Published January 14, 2015
A powerful earthquake with a preliminary magnitude of 6.6 hit Tokyo and nearby areas shortly after dawn Tuesday, halting trains and forcing two nuclear reactors to be shut down for safety checks.
There were no immediate reports of serious damages or injury, although a boy was reportedly hurt when a TV fell on his leg and three elderly people were hurt slightly when they were hit by falling objects or slipped and fell.
The U.S. Geological Survey said another, unrelated quake with a 7.6 magnitude hit the Indian Ocean about 160 miles north of Port Blair in India's Andaman Islands. A tsunami watch was called for India, Myanmar, Indonesia, Thailand and Bangladesh. But the caution was lifted without any tsunami being recorded.
The Andaman Islands quake was reported to be 20.6 miles deep, the U.S. Geological Survey said.
Japan's Meteorological Agency also issued a tsunami warning from the Japanese temblor early Tuesday, which centered off the Suruga Bay, southwest of Tokyo. The warning was also later lifted. The quake occurred at a depth of 12 miles. Public broadcaster NHK said a small increase of waves of some 10 inches was observed along the coastline of Yaizu City.
Central Japan Railway Co. has suspended operations of Shinkansen bullet trains, while the central government set up a task force at the prime minister's office, Kyodo reported.
The quake rattled furniture and walls in Tokyo but there have been no immediate reports of damages or casualties.
Local trains and two reactors at the Hamaoka nuclear power plant were temporarily halted for safety checks. No damage was reported, however. Reactors are automatically shut down whenever a quake of a certain strength is registered.

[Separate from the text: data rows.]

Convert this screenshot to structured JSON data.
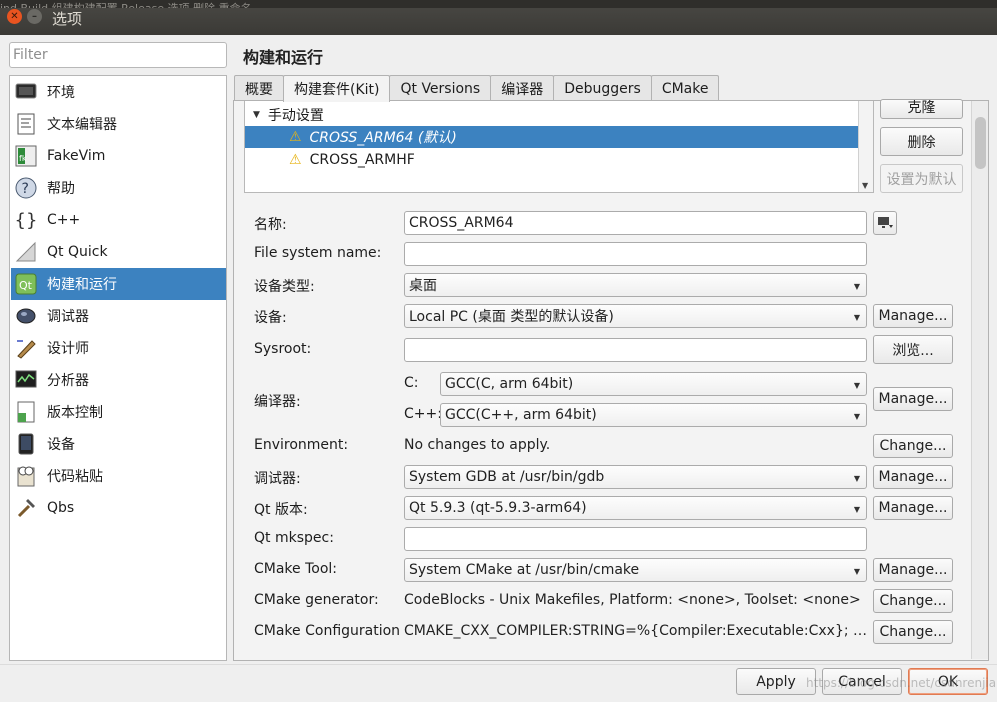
{
  "window": {
    "title": "选项",
    "background_strip": "ind Build        组建构建配置    Release        选项                    删除          重命名"
  },
  "filter": {
    "placeholder": "Filter"
  },
  "sidebar": {
    "items": [
      {
        "label": "环境",
        "icon": "monitor-icon"
      },
      {
        "label": "文本编辑器",
        "icon": "text-editor-icon"
      },
      {
        "label": "FakeVim",
        "icon": "fakevim-icon"
      },
      {
        "label": "帮助",
        "icon": "help-icon"
      },
      {
        "label": "C++",
        "icon": "braces-icon"
      },
      {
        "label": "Qt Quick",
        "icon": "qt-quick-icon"
      },
      {
        "label": "构建和运行",
        "icon": "qt-build-icon",
        "selected": true
      },
      {
        "label": "调试器",
        "icon": "bug-icon"
      },
      {
        "label": "设计师",
        "icon": "designer-icon"
      },
      {
        "label": "分析器",
        "icon": "analyzer-icon"
      },
      {
        "label": "版本控制",
        "icon": "version-control-icon"
      },
      {
        "label": "设备",
        "icon": "device-icon"
      },
      {
        "label": "代码粘贴",
        "icon": "code-paste-icon"
      },
      {
        "label": "Qbs",
        "icon": "hammer-icon"
      }
    ]
  },
  "page_title": "构建和运行",
  "tabs": [
    {
      "label": "概要"
    },
    {
      "label": "构建套件(Kit)",
      "active": true
    },
    {
      "label": "Qt Versions"
    },
    {
      "label": "编译器"
    },
    {
      "label": "Debuggers"
    },
    {
      "label": "CMake"
    }
  ],
  "kit_tree": {
    "group_label": "手动设置",
    "kits": [
      {
        "label": "CROSS_ARM64 (默认)",
        "selected": true
      },
      {
        "label": "CROSS_ARMHF"
      }
    ]
  },
  "kit_buttons": {
    "clone": "克隆",
    "delete": "删除",
    "make_default": "设置为默认"
  },
  "form": {
    "name_label": "名称:",
    "name_value": "CROSS_ARM64",
    "fs_name_label": "File system name:",
    "fs_name_value": "",
    "device_type_label": "设备类型:",
    "device_type_value": "桌面",
    "device_label": "设备:",
    "device_value": "Local PC (桌面 类型的默认设备)",
    "sysroot_label": "Sysroot:",
    "sysroot_value": "",
    "compiler_label": "编译器:",
    "c_label": "C:",
    "c_value": "GCC(C, arm 64bit)",
    "cxx_label": "C++:",
    "cxx_value": "GCC(C++, arm 64bit)",
    "env_label": "Environment:",
    "env_value": "No changes to apply.",
    "debugger_label": "调试器:",
    "debugger_value": "System GDB at /usr/bin/gdb",
    "qt_version_label": "Qt 版本:",
    "qt_version_value": "Qt 5.9.3 (qt-5.9.3-arm64)",
    "qt_mkspec_label": "Qt mkspec:",
    "qt_mkspec_value": "",
    "cmake_tool_label": "CMake Tool:",
    "cmake_tool_value": "System CMake at /usr/bin/cmake",
    "cmake_gen_label": "CMake generator:",
    "cmake_gen_value": "CodeBlocks - Unix Makefiles, Platform: <none>, Toolset: <none>",
    "cmake_conf_label": "CMake Configuration",
    "cmake_conf_value": "CMAKE_CXX_COMPILER:STRING=%{Compiler:Executable:Cxx}; C..."
  },
  "buttons": {
    "manage": "Manage...",
    "browse": "浏览...",
    "change": "Change...",
    "apply": "Apply",
    "cancel": "Cancel",
    "ok": "OK"
  },
  "watermark": "https://blog.csdn.net/csdnrenjian"
}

NHK said a 5-year-old boy suffered a leg injury when he was hit by a falling TV set and small landslides were reported in the town of Nishi Izu, but there were no injuries, said town official Mieko Hayama.
Japan has recently been hit by heavy typhoon rains, and officials warned residents in mountainous areas to be cautious because the ground may be loose and landslides may be generated by the quake of aftershocks.
NHK also reported that two older people were hit by falling abjects, and another tripped and fell and was slighly injured.
Kinichi Tashiro, an emergency official at the Yaizu city fire station, said officials were currently touring the coastal areas in the city to monitor the situation, but he has not received any reports of damage.
"I was in the bathroom just as the quake hit. It shook rather violently," Tashiro said in a televised interview with NHK. Tashiro said there was no damage to his home and observed no major problem in the neighborhood as he rushed to the office.
A magnitude 6.9 quake rattled the region Sunday, but caused no damage or casualties. The U.S. Geological Survey measured it at magnitude 7.1.
Japan is one of the world's most earthquake-prone countries, and experts believe Tokyo has a 90 percent chance of being hit by a major quake over the next 50 years.
In 1995, a magnitude-7.2 quake in the western port city of Kobe killed 6,400 people.